I remember when Assassin’s Creed 2 came out, I was hesitant to give it a shot. The hype surrounding it made me curious, but I had found the original game a little too tedious for my tastes. It was the many glowing reviews I read on gaming sites, saying that the second installment was in many ways better than the first game, that finally led me to pick it up for the Xbox360. And I’m glad I did. It rocked.

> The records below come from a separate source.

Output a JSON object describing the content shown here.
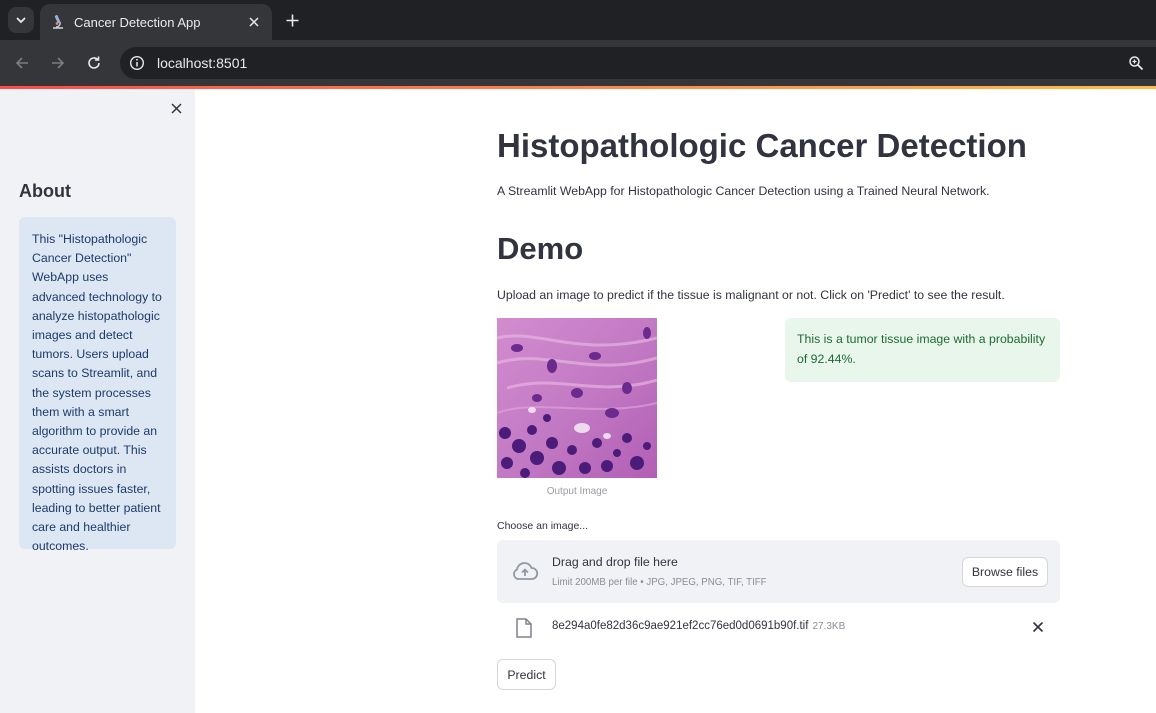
{
  "browser": {
    "tab_title": "Cancer Detection App",
    "url": "localhost:8501"
  },
  "sidebar": {
    "heading": "About",
    "about_text": "This \"Histopathologic Cancer Detection\" WebApp uses advanced technology to analyze histopathologic images and detect tumors. Users upload scans to Streamlit, and the system processes them with a smart algorithm to provide an accurate output. This assists doctors in spotting issues faster, leading to better patient care and healthier outcomes."
  },
  "main": {
    "title": "Histopathologic Cancer Detection",
    "subtitle": "A Streamlit WebApp for Histopathologic Cancer Detection using a Trained Neural Network.",
    "section_heading": "Demo",
    "instructions": "Upload an image to predict if the tissue is malignant or not. Click on 'Predict' to see the result.",
    "image_caption": "Output Image",
    "result_message": "This is a tumor tissue image with a probability of 92.44%.",
    "uploader": {
      "label": "Choose an image...",
      "drop_title": "Drag and drop file here",
      "limit_text": "Limit 200MB per file • JPG, JPEG, PNG, TIF, TIFF",
      "browse_label": "Browse files"
    },
    "uploaded_file": {
      "name": "8e294a0fe82d36c9ae921ef2cc76ed0d0691b90f.tif",
      "size": "27.3KB"
    },
    "predict_label": "Predict"
  },
  "colors": {
    "sidebar_bg": "#f0f2f6",
    "info_box_bg": "#dde7f4",
    "success_bg": "#e8f6ec",
    "success_text": "#1d6a35",
    "accent_gradient_start": "#ff4b4b",
    "accent_gradient_end": "#ffbd45"
  }
}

But that was a single player game. Everyone who plays it gets to be Ezio Auditore da Firenze (you, sir, win first prize in the sexiest name contest), we’re all taken through the same story where we all essentially make the same decisions, solve the same puzzles, kill the same targets, yadda yadda yadda, get the same ending. I can read any reviewer’s take on AC2 and have a general idea of what to expect, and know right away if it’s a game I’ll like or not.
MMORPGs, on the other hand, are another story. To be honest, I don’t care much for reading MMO reviews on the big game sites, though I’ll still scan them from time to time just to see what IGN or Gamespot etc. thinks. On launch day of the Age of Conan Rise of the Godslayer expansion, I went to check out the Eurogamer review only to see that they had already decided to withdraw it because they were “not completely satisfied that it meets the standards expected of MMO reviews.”
I wasn’t sure what happened exactly, but seeing that message did bring back memories of their Darkfall review scandal last year and of the more recent Global Agenda review snafu by GameSpot. The reviewer for RotGs may or may not have played enough to give a fair review and there were allegedly a few tidbits of misinformation in the article, but the fact that I don’t know what the deal was makes me feel a little conflicted on this. So someone on a game review site has a negative opinion on an MMO, why all the rage in the comments? I would take it with a grain of salt.
First of all, it takes a lot of time to properly explore an MMO. GameSpot for one has a “30 hour policy” but I personally don’t think that’s enough either. I would argue that a true experience takes days or even weeks. But maybe that’s a bit of an unrealistic expectation from a game site, and as such I wouldn’t read too much into any MMO review article.
More importantly though, I think the variety of MMORPGs on the market have given rise to many types of online gamers all seeking ways to satisfy their different play styles. Whether you’re a PVPer, raider, explorer, achiever, collector, solo-er, casual, hardcore, crafter, RPer, or whatever, the fact of the matter is, no one is going to have exactly the same experience in an MMO, nor would they have the same expectations. That’s the beauty of the genre.
And that’s why I personally won’t rely on a game site review to decide whether or not I want to try a particular MMO. Single-player games, fine. But for MMOs, it’s not like I’ll be familiar with some random reviewer’s play style and preferences, or know from which angle they’ll be looking at the game features. For those kinds of insights, I prefer to turn to personal blogs. Generally, I find my fellow bloggers’ personal experiences with their MMOs over time to be more revealing in terms of what to expect.
Still, in the end, everyone is entitled to an opinion, even a Eurogamer reviewer! I could care less if he gave RotGs a negative review, I’d still have liked to see another person’s take on it, but alas it wasn’t meant to be. It would have been a shame if the review was taken down solely due to the backlash in the comments. Rabid fans can just get any bad review retracted if that’s the case, and that’s no good. On the other hand, if it was indeed taken down for legit reasons…say, if they had tried to rush the review by only giving the expansion a go for like, two hours…then I say, boo to him.